There has been growing criticism of the war on drugs, and not only from advocates of legalization who argue that drugs should be sold and regulated in the same way as alcohol and tobacco is now regulated.
On a visit to Mexico this week, Secretary of State Hillary Clinton said that “our insatiable demand for illegal drugs fuels the drug trade.” Though it was a statement of the obvious — the drug trade is driven by the laws of supply and demand — officials of previous administrations have not been nearly as blunt.
Discussing the drug problem as a presidential candidate, Barack Obama he said he believed in “shifting the paradigm, shifting the model so that we can focus more on a public health approach.”
The public health approach, know as “harm reduction” in a global dispute over drug strategies, means treating drug addicts not as criminals who participate in an illegal market but as patients who deserve care in the public health system.
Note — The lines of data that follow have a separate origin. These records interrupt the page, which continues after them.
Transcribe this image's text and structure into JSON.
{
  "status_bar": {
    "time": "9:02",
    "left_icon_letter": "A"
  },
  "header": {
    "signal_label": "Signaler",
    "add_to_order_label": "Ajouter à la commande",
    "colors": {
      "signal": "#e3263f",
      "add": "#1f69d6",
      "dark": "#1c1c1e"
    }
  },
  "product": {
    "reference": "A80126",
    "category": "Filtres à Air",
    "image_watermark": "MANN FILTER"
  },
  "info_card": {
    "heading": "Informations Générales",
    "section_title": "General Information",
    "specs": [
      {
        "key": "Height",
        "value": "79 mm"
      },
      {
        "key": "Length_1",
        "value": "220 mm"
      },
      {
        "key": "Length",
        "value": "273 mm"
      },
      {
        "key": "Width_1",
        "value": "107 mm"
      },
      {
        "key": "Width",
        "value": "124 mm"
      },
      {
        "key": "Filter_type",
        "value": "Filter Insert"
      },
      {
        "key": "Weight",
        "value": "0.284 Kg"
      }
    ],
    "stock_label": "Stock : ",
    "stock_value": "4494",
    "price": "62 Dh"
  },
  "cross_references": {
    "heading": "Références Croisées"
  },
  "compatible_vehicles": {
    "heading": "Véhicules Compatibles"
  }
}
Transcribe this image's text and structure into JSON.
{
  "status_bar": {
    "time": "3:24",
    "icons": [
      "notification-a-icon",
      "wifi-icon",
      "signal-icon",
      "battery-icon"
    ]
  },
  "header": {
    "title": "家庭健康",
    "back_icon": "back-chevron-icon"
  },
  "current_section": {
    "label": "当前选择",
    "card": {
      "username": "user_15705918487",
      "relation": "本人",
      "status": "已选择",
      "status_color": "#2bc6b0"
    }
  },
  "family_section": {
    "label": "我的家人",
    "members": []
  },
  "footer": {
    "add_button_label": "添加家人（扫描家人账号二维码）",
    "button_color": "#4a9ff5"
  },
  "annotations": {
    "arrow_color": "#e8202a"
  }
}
Most of Europe favors harm reduction over filling the prisons with drug abusers, the standard procedure in the United States.
On any give day, about half a million people are behind bars in the United States for drug offences. Obama’s choice of drug czar, Seattle police chief Gil Kerlikowski, signals a new direction, at least in the drug war at home. Seattle has been on the forefront of drug reform developments, including a needle exchange program for addicts. And for Seattle police, marijuana arrests have been the lowest law enforcement priority.
The drug czar heads the White House Office of National Drug Control Policy, a 130-member group which sets anti-drug policy. “The success of our efforts to reduce the flow of drugs is largely dependent on our ability to reduce demand for them,” Kerlikowske said after his nomination.
Reducing demand for illicit drugs in the United States, the world’s largest market, is an ambitious goal. Earlier attempts have failed, including Nancy Reagan’s “Just Say No” campaign. A program still active called DARE — Drug Abuse Resistance Education — aimed at high school students is drawing mixed reviews.
But optimists point to the success of campaigns to discourage smoking by making it socially unacceptable. It took a long time. But it worked.